Requirement
The lines to copy are those in the listing below that contain the word "text".
### Dataset records
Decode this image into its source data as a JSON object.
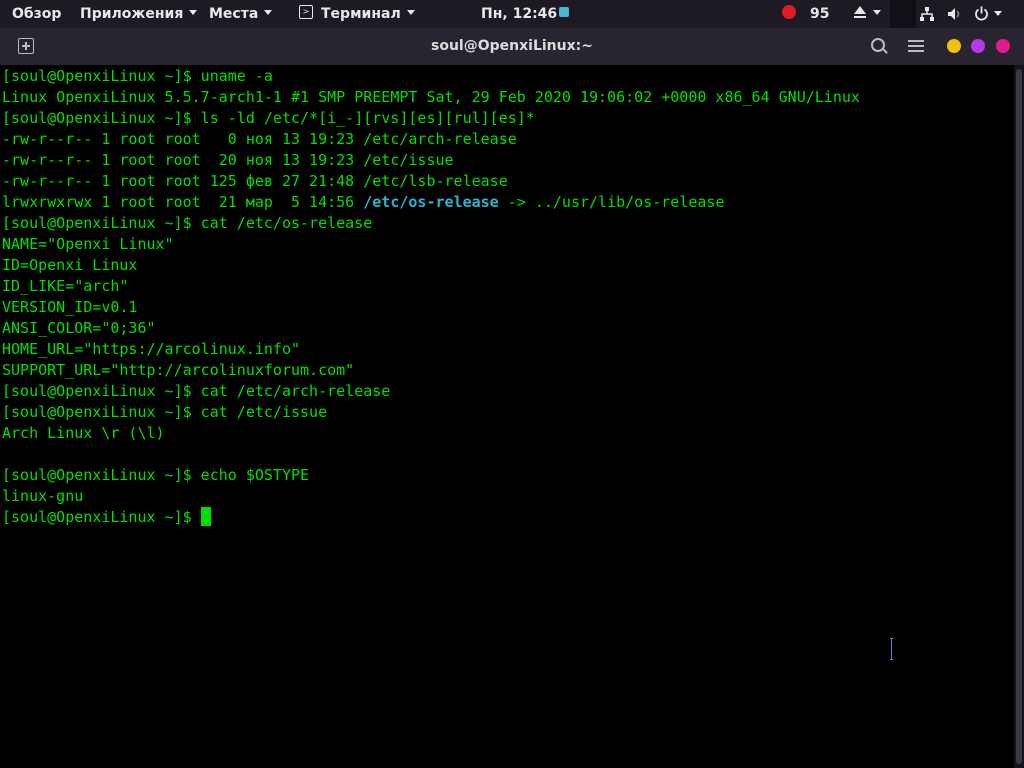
{
  "topbar": {
    "overview": "Обзор",
    "apps": "Приложения",
    "places": "Места",
    "app_menu": "Терминал",
    "clock": "Пн, 12:46",
    "updates_count": "95"
  },
  "header": {
    "title": "soul@OpenxiLinux:~",
    "controls": {
      "minimize_color": "#f0c20f",
      "maximize_color": "#b638e8",
      "close_color": "#e01b8e"
    }
  },
  "terminal": {
    "colors": {
      "text": "#00e000",
      "highlight": "#2fb3d0",
      "background": "#000000"
    },
    "lines": [
      "[soul@OpenxiLinux ~]$ uname -a",
      "Linux OpenxiLinux 5.5.7-arch1-1 #1 SMP PREEMPT Sat, 29 Feb 2020 19:06:02 +0000 x86_64 GNU/Linux",
      "[soul@OpenxiLinux ~]$ ls -ld /etc/*[i_-][rvs][es][rul][es]*",
      "-rw-r--r-- 1 root root   0 ноя 13 19:23 /etc/arch-release",
      "-rw-r--r-- 1 root root  20 ноя 13 19:23 /etc/issue",
      "-rw-r--r-- 1 root root 125 фев 27 21:48 /etc/lsb-release",
      {
        "before": "lrwxrwxrwx 1 root root  21 мар  5 14:56 ",
        "link": "/etc/os-release",
        "after": " -> ../usr/lib/os-release"
      },
      "[soul@OpenxiLinux ~]$ cat /etc/os-release",
      "NAME=\"Openxi Linux\"",
      "ID=Openxi Linux",
      "ID_LIKE=\"arch\"",
      "VERSION_ID=v0.1",
      "ANSI_COLOR=\"0;36\"",
      "HOME_URL=\"https://arcolinux.info\"",
      "SUPPORT_URL=\"http://arcolinuxforum.com\"",
      "[soul@OpenxiLinux ~]$ cat /etc/arch-release",
      "[soul@OpenxiLinux ~]$ cat /etc/issue",
      "Arch Linux \\r (\\l)",
      "",
      "[soul@OpenxiLinux ~]$ echo $OSTYPE",
      "linux-gnu"
    ],
    "prompt": "[soul@OpenxiLinux ~]$ "
  }
}
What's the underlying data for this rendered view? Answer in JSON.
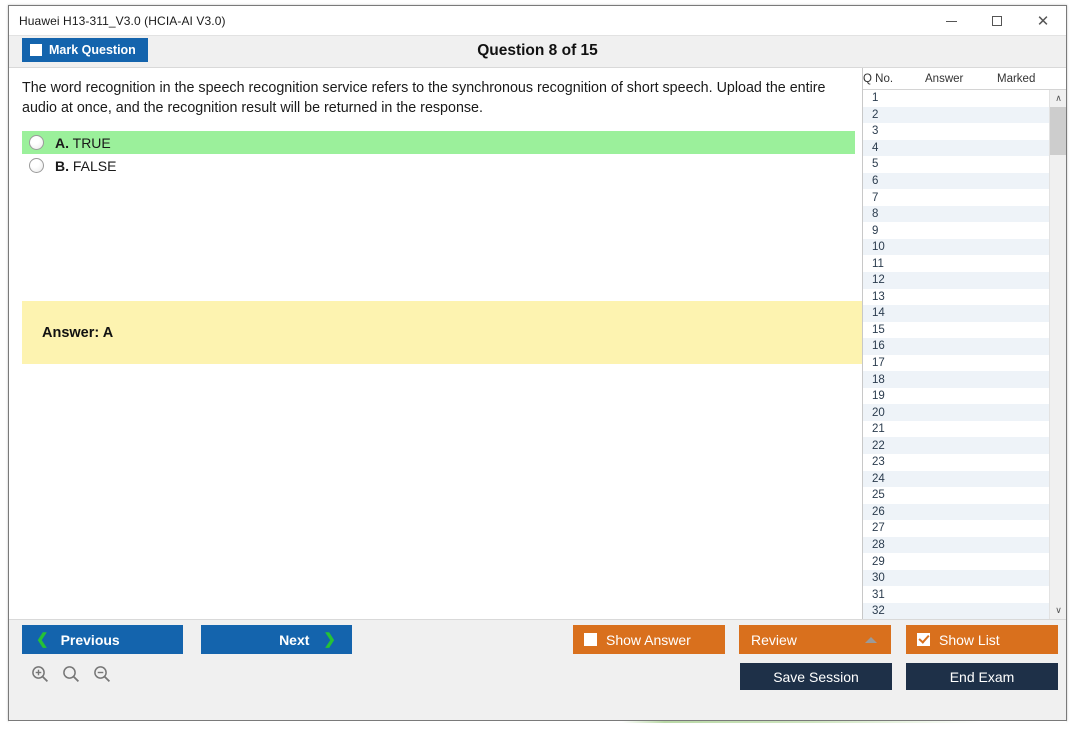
{
  "window": {
    "title": "Huawei H13-311_V3.0 (HCIA-AI V3.0)",
    "minimize_label": "─",
    "maximize_label": "",
    "close_label": "✕"
  },
  "header": {
    "mark_question_label": "Mark Question",
    "mark_question_checked": false,
    "question_counter": "Question 8 of 15"
  },
  "question": {
    "text": "The word recognition in the speech recognition service refers to the synchronous recognition of short speech. Upload the entire audio at once, and the recognition result will be returned in the response.",
    "options": [
      {
        "letter": "A.",
        "text": "TRUE",
        "correct": true,
        "selected": false
      },
      {
        "letter": "B.",
        "text": "FALSE",
        "correct": false,
        "selected": false
      }
    ],
    "answer_label": "Answer: A"
  },
  "list_panel": {
    "columns": [
      "Q No.",
      "Answer",
      "Marked"
    ],
    "rows": [
      {
        "qno": "1",
        "answer": "",
        "marked": ""
      },
      {
        "qno": "2",
        "answer": "",
        "marked": ""
      },
      {
        "qno": "3",
        "answer": "",
        "marked": ""
      },
      {
        "qno": "4",
        "answer": "",
        "marked": ""
      },
      {
        "qno": "5",
        "answer": "",
        "marked": ""
      },
      {
        "qno": "6",
        "answer": "",
        "marked": ""
      },
      {
        "qno": "7",
        "answer": "",
        "marked": ""
      },
      {
        "qno": "8",
        "answer": "",
        "marked": ""
      },
      {
        "qno": "9",
        "answer": "",
        "marked": ""
      },
      {
        "qno": "10",
        "answer": "",
        "marked": ""
      },
      {
        "qno": "11",
        "answer": "",
        "marked": ""
      },
      {
        "qno": "12",
        "answer": "",
        "marked": ""
      },
      {
        "qno": "13",
        "answer": "",
        "marked": ""
      },
      {
        "qno": "14",
        "answer": "",
        "marked": ""
      },
      {
        "qno": "15",
        "answer": "",
        "marked": ""
      },
      {
        "qno": "16",
        "answer": "",
        "marked": ""
      },
      {
        "qno": "17",
        "answer": "",
        "marked": ""
      },
      {
        "qno": "18",
        "answer": "",
        "marked": ""
      },
      {
        "qno": "19",
        "answer": "",
        "marked": ""
      },
      {
        "qno": "20",
        "answer": "",
        "marked": ""
      },
      {
        "qno": "21",
        "answer": "",
        "marked": ""
      },
      {
        "qno": "22",
        "answer": "",
        "marked": ""
      },
      {
        "qno": "23",
        "answer": "",
        "marked": ""
      },
      {
        "qno": "24",
        "answer": "",
        "marked": ""
      },
      {
        "qno": "25",
        "answer": "",
        "marked": ""
      },
      {
        "qno": "26",
        "answer": "",
        "marked": ""
      },
      {
        "qno": "27",
        "answer": "",
        "marked": ""
      },
      {
        "qno": "28",
        "answer": "",
        "marked": ""
      },
      {
        "qno": "29",
        "answer": "",
        "marked": ""
      },
      {
        "qno": "30",
        "answer": "",
        "marked": ""
      },
      {
        "qno": "31",
        "answer": "",
        "marked": ""
      },
      {
        "qno": "32",
        "answer": "",
        "marked": ""
      }
    ],
    "scroll_up_glyph": "∧",
    "scroll_down_glyph": "∨"
  },
  "footer": {
    "previous_label": "Previous",
    "previous_chevron": "❮",
    "next_label": "Next",
    "next_chevron": "❯",
    "show_answer_label": "Show Answer",
    "show_answer_checked": false,
    "review_label": "Review",
    "show_list_label": "Show List",
    "show_list_checked": true,
    "save_session_label": "Save Session",
    "end_exam_label": "End Exam",
    "zoom_in_name": "zoom-in",
    "zoom_reset_name": "zoom-reset",
    "zoom_out_name": "zoom-out"
  },
  "colors": {
    "primary_blue": "#1464ad",
    "orange": "#d9701d",
    "navy": "#1e3048",
    "correct_green": "#9bf09b",
    "answer_yellow": "#fdf3b0",
    "chevron_green": "#25c235"
  }
}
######
Task response
      "text": "#00e000",
    "text": "The word recognition in the speech recognition service refers to the synchronous recognition of short speech. Upload the entire audio at once, and the recognition result will be returned in the response.",
        "text": "TRUE",
        "text": "FALSE",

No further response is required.